The Attribute Index is based upon the work of Robert S. Hartman, a philosopher, professor and business person who pioneered the science of values (“axiology”) as a field of study. It is used to measure the way in which a person thinks and makes decisions, to help them understand their soft skills. It identifies an individual’s dominant and secondary way of thinking, and then his or her potential blind spot. This understanding translates into the ability to quantify a person’s aptitude in the various capacities that are measured.

A few examples of some of the 77 competencies that are measured include the desire for self-improvement, role awareness, attitudes towards others, attention to detail, practical thinking, problem solving, results orientation, persistence, sense of mission and personal drive.

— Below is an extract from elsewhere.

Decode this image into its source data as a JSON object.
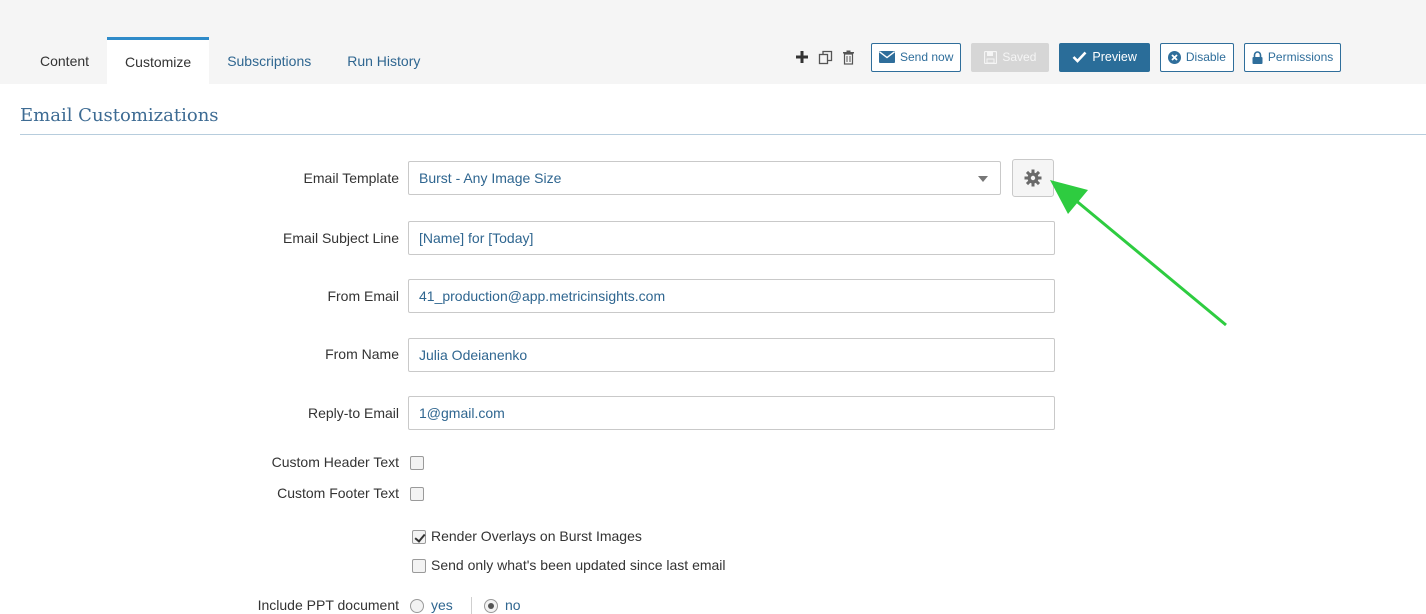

The results are critical to understanding why a person can engage with people, systems or tasks easily or not, and identify why in certain situations there is cooperation, and in others there is not. The Attribute Index also identifies how best to manage that person.

The DISC Index – the HOW

The DISC Index is based upon the lifetime’s work of William Molten Marston, who mapped out four quadrants in a person’s behaviour. The DISC Index is used to measure a person’s observable behaviour in both natural and adapted environments. A person’s natural style is seen when they behave naturally, when that person is authentic and true to themselves. One is stress-free when operating under a natural style. This style brings out the maximum potential of a person. A person’s adaptive style is shown when they feel that they are being watched. Prolonged exposure can lead to a person’s becoming stressed and less effective.

The Innermetrix DISC Index measures four dimensions of a person’s behaviour:

  • Decisiveness – measures problem solving ability and ability to get results,
  • Interactiveness – measures interaction with others and show of emotion,
  • Stability – measures pacing, persistence and steadiness,
  • Cautiousness – measures preference for procedures, standards and protocols.

In summary, it measures “How” a person will go about their work and personal areas. The tool makes it possible to understand how to communicate with this individual and how not to, what is his or her ideal environment “behaviourally”, and what is the best form of training style or methodology for that person. The DISC Index can be used when hiring a new employee to understand their compatibility, what motivates them, their communication skills, and whether they have the temperament for the job.

The Values Index – the WHY

The Values Index combines the seven dimensions of value discovered by Dr Eduard Spranger and Gordon Allport, and is used to measure what really drives an individual, what their values, beliefs and personal interests are. This knowledge enables a person to achieve improved performance and satisfaction through better alignment between what they passionately believe, and their daily actions and interactions.

Seven dimensions of motivation are assessed:

  • Aesthetic – a drive for balance, harmony, beauty and form,
  • Economic – a drive for financial or practical return on effort,
  • Individualistic – a drive to stand out as independent and unique,
  • Political – a drive to possess power, control or influence,
  • Altruistic – a drive for humanitarian results and service to others,
  • Regulatory – a drive for order, structure and routine,
  • Theoretical – a drive for knowledge, learning and understanding.

Conclusion

A personal debrief session is organized at the end of every assessment, during which results are reviewed in detail with the participant. You must qualify as a Certified Innermetrix Consultant in order to use our assessment tools and build your employees’ profiles.

These profiles will help you identify their thought processes and give you an insight as to why they make the decisions they make. They help you to better understand employees’ behaviours and why this might impact “how” they interpret and engage with task(s), people and problems. Finally, they help you find values, beliefs and personal interests, and underline the factors which drive individuals to do what they do.

If you would like a test drive on a journey of self-discovery, just get it touch, using the contact details below.

More information
www.innermetrix.co.uk
Allan@innermetrix.co.uk
+44 07930695225
www.imxme.com